In November, top Fed officials said the economy’s rapid recovery and extended high inflation are both justifications for the central bank to raise interest rates before 2022 ends. In the past 12 months, prices have risen 4.4% according to the Fed’s PCE inflation gauge. According to the CPI, they’ve risen 5.4%. Next year, as supply bottlenecks clear and labor shortages decrease, economists including Federal Reserve vice chairman Richard Clarida and chairman Jerome Powell believe inflation will slow to about 2.25%.
It Isn’t “If” but “When” Rates Will Rise
Meanwhile, the Fed began phasing out its purchases of U.S. Treasuries and mortgage-backed securities in November. Attempting to keep U.S. interest rates low, it had been buying $120 billion in securities. Bond purchases did help with economic recovery, but some economists believe those purchases also contributed to higher than usual inflation rates.
Rate increases aren’t a matter of if—but when. And right now, if you’re a betting person, put your money on a Q3/Q4 2022 or Q1 2023 for interest rate increases.

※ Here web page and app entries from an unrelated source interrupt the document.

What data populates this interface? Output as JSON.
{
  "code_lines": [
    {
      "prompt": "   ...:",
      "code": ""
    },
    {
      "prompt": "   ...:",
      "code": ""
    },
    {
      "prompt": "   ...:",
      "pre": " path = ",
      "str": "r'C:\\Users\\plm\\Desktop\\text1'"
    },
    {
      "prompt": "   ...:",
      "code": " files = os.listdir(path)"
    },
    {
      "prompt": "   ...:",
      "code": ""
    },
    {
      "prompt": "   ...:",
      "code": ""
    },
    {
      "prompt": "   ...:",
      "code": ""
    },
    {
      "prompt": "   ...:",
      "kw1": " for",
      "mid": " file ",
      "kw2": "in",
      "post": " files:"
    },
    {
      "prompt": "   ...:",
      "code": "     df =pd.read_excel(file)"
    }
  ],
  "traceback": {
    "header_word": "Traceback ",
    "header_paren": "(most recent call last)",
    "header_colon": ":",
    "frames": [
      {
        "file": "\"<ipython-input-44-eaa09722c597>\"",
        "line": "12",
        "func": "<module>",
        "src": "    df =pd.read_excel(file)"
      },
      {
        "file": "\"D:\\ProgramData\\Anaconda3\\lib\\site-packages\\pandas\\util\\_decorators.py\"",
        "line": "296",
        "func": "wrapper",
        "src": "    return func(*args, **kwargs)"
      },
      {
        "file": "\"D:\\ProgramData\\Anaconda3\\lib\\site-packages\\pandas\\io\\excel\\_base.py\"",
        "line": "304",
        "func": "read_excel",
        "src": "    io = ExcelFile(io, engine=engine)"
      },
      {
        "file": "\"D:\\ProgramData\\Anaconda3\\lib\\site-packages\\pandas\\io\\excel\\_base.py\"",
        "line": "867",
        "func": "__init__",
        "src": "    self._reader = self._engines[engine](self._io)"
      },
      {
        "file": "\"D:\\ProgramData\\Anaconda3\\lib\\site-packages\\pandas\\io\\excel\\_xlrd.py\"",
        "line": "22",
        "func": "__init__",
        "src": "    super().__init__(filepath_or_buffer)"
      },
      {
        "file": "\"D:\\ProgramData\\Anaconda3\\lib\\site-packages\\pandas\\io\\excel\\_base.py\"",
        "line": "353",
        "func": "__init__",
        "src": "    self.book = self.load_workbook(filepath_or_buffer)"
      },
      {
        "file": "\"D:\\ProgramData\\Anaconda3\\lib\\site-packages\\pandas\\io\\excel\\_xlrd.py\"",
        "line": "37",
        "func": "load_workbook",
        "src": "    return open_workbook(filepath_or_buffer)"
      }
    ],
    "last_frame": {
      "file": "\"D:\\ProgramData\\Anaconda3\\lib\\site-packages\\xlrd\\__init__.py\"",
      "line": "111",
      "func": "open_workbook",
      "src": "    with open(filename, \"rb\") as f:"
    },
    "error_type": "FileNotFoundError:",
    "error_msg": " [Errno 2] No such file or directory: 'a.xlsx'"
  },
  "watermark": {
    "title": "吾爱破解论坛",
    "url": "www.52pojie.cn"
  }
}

The market has evolved and continues changing. Investors may need to change their approaches, too. And if you’re a CRE investor, you’ll want to work with the professionals who are equally vested in acknowledging changing conditions and making the right recommendations to make the smartest investment. Talk to one of us here at CREA United. Our members include Erin Hoffman, of Certified Financial Services; Pete Rosas, of Capital One Bank; Lisa Wagner, of ConnectOne Bank, Kevin J. Hansen, CPA, of Sax LLP; William Schmid, of Provident Bank; Frank Levine, of Certified Financial Services, LLC; Matthew Putnam, of Dogwood State Bank SBL; Daz Connell, of Murphy Business Sales; and Darren M. Lizzack and Randy Horning, of NAI James E. Hanson.